• **Directions**: Copy every record exactly, with nothing left out.
=== Records for this exercise ===
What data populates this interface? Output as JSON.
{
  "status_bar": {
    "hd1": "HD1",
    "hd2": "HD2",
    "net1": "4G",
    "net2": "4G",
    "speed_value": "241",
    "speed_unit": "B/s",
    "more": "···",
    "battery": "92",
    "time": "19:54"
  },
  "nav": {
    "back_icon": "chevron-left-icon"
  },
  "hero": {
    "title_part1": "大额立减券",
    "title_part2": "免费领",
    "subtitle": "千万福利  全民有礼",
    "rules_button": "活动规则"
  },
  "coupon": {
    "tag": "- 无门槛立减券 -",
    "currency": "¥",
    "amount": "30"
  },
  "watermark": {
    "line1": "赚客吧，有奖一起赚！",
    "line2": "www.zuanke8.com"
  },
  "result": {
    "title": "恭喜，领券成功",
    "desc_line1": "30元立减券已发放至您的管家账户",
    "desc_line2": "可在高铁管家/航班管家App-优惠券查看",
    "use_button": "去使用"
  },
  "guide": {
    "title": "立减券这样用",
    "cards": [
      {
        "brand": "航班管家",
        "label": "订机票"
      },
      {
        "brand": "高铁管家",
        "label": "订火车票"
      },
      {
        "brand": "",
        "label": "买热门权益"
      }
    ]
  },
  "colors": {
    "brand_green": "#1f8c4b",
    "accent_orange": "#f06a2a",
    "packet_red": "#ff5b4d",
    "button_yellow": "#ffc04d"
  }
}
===
• **Response box**:
What data populates this interface? Output as JSON.
{
  "status_bar": {
    "hd1": "HD1",
    "hd2": "HD2",
    "net1": "4G",
    "net2": "4G",
    "speed_value": "241",
    "speed_unit": "B/s",
    "more": "···",
    "battery": "92",
    "time": "19:54"
  },
  "nav": {
    "back_icon": "chevron-left-icon"
  },
  "hero": {
    "title_part1": "大额立减券",
    "title_part2": "免费领",
    "subtitle": "千万福利  全民有礼",
    "rules_button": "活动规则"
  },
  "coupon": {
    "tag": "- 无门槛立减券 -",
    "currency": "¥",
    "amount": "30"
  },
  "watermark": {
    "line1": "赚客吧，有奖一起赚！",
    "line2": "www.zuanke8.com"
  },
  "result": {
    "title": "恭喜，领券成功",
    "desc_line1": "30元立减券已发放至您的管家账户",
    "desc_line2": "可在高铁管家/航班管家App-优惠券查看",
    "use_button": "去使用"
  },
  "guide": {
    "title": "立减券这样用",
    "cards": [
      {
        "brand": "航班管家",
        "label": "订机票"
      },
      {
        "brand": "高铁管家",
        "label": "订火车票"
      },
      {
        "brand": "",
        "label": "买热门权益"
      }
    ]
  },
  "colors": {
    "brand_green": "#1f8c4b",
    "accent_orange": "#f06a2a",
    "packet_red": "#ff5b4d",
    "button_yellow": "#ffc04d"
  }
}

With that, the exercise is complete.